### WHAT IS REQUIRED
Check every line of the entries below for the word "JSON". Then give the number of lines that have it, with nothing added.
*** Opening of SUPPLIED DATA ***
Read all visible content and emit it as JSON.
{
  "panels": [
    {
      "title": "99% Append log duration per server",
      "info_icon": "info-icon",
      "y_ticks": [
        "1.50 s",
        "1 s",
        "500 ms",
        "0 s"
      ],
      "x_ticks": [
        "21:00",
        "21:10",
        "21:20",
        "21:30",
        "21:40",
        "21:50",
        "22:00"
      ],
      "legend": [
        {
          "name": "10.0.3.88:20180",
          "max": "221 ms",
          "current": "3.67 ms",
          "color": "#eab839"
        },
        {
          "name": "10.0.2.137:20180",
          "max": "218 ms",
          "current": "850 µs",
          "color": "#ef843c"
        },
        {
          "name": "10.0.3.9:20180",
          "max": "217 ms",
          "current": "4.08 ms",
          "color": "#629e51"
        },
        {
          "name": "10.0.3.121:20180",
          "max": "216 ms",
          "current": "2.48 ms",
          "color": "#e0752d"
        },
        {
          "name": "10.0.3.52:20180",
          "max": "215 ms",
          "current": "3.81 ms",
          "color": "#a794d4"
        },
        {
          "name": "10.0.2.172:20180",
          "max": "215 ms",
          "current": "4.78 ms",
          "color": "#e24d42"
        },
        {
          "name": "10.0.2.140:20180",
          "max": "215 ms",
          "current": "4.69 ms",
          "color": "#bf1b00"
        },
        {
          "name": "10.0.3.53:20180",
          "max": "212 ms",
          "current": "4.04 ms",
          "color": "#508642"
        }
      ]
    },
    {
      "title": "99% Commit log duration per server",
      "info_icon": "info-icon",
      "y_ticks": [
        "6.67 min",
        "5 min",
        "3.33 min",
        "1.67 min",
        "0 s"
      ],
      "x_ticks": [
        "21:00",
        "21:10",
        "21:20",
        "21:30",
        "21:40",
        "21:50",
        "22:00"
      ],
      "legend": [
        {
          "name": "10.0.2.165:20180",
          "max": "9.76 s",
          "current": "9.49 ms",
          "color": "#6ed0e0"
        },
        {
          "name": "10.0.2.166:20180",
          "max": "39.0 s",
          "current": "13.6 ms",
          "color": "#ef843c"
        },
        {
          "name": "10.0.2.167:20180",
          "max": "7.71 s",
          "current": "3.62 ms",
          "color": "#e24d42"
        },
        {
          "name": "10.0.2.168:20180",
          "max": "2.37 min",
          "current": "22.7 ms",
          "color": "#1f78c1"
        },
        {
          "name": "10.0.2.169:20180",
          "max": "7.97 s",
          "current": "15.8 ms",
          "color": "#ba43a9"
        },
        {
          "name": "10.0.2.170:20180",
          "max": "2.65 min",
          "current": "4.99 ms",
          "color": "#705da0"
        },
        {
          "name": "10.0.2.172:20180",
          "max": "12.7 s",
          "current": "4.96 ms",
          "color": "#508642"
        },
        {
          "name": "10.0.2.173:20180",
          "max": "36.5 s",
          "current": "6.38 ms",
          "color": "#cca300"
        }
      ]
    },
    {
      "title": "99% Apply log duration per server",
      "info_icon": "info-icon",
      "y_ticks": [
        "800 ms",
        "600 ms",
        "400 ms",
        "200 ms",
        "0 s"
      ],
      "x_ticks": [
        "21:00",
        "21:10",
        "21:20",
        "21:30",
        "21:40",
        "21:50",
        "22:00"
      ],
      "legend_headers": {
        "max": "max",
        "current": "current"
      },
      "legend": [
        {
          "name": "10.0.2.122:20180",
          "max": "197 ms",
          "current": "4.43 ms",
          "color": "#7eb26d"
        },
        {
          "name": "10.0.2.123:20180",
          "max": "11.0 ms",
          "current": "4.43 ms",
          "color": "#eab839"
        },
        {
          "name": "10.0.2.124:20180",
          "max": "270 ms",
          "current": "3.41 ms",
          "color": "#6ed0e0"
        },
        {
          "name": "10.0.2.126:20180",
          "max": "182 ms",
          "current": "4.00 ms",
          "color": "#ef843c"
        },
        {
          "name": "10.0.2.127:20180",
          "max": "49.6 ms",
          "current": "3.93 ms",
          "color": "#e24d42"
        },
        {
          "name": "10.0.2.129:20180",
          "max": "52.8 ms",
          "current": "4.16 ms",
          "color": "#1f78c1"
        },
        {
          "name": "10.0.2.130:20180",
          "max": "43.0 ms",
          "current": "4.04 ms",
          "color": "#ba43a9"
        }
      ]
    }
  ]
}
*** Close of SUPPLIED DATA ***
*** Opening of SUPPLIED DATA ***
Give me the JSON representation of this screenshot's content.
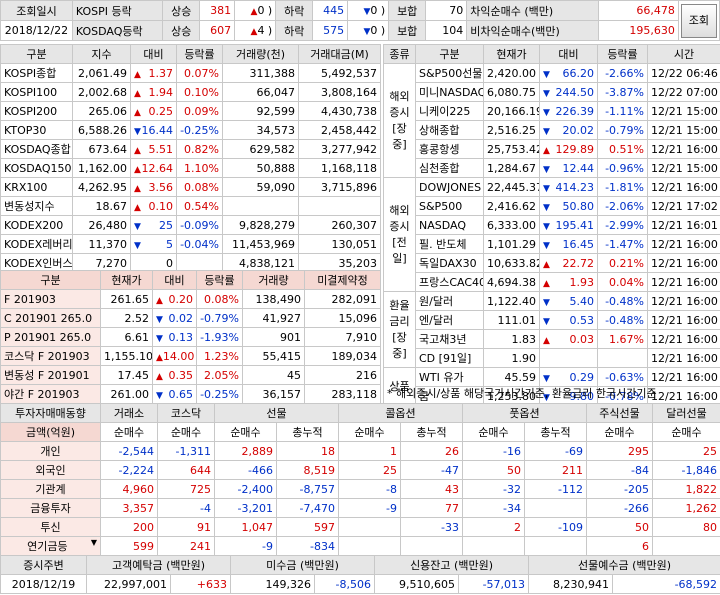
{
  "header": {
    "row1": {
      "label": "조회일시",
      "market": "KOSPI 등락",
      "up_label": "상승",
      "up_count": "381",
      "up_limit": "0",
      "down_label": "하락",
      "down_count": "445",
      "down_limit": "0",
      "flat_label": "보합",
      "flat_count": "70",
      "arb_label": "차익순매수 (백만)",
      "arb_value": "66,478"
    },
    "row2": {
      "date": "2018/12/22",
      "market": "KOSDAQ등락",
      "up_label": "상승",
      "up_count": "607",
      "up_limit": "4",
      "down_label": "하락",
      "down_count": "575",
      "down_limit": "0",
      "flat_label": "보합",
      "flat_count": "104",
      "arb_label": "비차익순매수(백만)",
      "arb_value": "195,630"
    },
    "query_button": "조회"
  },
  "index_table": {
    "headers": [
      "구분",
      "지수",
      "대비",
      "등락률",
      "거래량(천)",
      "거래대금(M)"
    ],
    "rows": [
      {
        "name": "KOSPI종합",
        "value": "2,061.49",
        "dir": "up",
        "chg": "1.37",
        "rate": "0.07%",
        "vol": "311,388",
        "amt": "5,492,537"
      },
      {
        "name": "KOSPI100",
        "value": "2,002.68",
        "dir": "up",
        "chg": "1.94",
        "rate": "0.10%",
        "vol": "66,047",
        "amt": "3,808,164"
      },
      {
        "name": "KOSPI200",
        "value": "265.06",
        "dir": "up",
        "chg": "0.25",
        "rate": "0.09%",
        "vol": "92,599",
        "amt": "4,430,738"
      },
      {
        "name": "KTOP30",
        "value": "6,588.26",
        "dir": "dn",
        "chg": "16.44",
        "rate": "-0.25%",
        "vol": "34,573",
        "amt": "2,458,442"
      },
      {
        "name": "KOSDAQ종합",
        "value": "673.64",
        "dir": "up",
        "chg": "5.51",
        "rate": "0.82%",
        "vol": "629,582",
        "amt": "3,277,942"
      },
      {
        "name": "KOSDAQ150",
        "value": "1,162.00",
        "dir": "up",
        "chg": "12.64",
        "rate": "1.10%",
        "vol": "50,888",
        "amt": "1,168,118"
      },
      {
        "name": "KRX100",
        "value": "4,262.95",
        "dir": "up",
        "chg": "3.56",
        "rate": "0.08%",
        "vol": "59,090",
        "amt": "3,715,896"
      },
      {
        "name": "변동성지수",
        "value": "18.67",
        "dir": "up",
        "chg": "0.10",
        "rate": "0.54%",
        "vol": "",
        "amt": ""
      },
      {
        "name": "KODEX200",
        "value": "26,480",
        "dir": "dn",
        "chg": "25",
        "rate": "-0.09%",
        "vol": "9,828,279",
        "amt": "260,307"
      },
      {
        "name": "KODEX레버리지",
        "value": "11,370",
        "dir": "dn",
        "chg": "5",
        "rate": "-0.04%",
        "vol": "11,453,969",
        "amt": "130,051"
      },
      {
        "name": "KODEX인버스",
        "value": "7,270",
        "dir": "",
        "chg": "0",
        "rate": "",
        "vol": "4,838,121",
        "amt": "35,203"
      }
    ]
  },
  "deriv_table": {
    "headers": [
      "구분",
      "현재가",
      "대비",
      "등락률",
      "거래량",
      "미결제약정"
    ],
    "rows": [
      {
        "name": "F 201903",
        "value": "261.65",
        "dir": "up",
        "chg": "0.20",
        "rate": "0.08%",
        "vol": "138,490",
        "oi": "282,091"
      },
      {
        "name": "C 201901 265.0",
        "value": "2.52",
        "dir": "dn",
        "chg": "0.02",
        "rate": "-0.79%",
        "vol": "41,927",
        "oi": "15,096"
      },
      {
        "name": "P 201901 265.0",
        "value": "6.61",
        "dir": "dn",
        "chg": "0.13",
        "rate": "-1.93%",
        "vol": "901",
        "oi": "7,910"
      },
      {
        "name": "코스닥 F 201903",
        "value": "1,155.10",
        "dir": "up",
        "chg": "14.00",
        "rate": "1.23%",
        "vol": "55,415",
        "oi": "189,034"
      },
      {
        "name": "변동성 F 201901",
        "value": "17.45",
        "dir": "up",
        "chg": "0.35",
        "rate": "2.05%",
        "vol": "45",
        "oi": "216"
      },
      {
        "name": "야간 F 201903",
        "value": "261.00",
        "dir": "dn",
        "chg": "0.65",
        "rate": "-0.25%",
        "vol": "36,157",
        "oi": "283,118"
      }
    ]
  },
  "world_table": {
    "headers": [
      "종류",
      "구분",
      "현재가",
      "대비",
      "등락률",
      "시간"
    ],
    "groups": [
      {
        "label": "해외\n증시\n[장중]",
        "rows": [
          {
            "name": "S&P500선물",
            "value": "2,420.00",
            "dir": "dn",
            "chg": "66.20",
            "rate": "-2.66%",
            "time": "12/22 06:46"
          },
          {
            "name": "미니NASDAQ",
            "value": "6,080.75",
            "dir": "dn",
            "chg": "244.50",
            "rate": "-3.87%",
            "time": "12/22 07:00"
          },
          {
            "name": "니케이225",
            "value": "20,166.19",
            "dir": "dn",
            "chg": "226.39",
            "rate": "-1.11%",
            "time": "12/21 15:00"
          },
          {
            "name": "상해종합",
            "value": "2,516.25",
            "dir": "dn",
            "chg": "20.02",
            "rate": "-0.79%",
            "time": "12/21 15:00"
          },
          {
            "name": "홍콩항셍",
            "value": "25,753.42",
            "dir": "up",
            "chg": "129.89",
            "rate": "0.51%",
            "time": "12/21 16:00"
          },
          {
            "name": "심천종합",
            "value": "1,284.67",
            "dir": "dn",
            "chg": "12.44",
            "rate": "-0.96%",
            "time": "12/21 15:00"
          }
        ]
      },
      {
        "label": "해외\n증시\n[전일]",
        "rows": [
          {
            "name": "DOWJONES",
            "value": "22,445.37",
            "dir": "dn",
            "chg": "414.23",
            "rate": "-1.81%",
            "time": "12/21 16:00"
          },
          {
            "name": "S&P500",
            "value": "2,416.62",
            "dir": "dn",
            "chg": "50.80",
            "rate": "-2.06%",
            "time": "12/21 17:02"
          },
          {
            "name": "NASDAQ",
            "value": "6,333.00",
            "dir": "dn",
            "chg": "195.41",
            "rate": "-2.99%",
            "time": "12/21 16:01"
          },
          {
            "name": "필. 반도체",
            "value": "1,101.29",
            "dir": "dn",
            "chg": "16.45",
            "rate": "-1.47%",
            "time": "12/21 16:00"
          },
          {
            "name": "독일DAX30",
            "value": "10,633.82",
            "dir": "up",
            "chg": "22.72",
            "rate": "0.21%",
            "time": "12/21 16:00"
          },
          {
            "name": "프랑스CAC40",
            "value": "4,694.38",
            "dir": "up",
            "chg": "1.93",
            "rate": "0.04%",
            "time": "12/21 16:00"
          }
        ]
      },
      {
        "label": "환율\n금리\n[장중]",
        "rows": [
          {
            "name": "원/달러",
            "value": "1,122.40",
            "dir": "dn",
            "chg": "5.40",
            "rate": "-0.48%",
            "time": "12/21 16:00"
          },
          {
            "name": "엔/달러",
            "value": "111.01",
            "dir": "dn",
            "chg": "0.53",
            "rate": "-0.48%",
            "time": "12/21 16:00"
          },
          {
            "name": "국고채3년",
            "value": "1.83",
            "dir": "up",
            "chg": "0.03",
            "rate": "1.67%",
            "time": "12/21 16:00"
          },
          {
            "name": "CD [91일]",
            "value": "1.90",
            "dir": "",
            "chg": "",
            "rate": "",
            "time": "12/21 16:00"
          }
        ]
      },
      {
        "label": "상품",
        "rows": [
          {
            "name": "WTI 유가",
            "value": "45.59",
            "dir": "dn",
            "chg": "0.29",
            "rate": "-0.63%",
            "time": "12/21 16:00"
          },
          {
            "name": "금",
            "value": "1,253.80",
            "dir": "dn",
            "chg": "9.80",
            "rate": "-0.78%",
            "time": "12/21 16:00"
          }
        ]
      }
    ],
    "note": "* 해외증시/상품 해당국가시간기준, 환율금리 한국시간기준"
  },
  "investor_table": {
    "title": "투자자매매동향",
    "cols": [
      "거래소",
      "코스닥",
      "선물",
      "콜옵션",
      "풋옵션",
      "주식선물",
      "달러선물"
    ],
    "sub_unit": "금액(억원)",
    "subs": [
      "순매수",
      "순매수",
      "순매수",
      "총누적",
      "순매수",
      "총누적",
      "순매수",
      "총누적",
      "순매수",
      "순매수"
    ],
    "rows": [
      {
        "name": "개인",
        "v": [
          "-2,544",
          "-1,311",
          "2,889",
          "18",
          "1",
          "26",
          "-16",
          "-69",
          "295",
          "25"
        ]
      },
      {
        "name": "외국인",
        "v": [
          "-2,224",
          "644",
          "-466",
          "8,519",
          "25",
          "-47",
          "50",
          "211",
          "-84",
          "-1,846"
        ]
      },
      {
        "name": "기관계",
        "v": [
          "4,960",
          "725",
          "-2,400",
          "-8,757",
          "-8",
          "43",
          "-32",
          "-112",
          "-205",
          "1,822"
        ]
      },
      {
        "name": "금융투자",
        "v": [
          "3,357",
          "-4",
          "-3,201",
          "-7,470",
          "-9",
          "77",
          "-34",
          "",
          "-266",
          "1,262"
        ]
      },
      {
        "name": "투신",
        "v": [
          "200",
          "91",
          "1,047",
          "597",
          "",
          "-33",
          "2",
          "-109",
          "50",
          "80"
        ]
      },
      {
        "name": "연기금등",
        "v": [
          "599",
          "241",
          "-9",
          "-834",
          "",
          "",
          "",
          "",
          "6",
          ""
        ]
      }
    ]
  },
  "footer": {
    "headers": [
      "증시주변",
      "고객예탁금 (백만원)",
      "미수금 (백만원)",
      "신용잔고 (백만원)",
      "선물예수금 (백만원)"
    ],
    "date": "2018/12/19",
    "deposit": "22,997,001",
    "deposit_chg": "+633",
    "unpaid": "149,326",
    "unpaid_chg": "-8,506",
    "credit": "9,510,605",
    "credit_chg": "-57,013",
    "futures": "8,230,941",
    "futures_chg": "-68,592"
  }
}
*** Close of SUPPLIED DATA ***
### EXPECTED ANSWER
2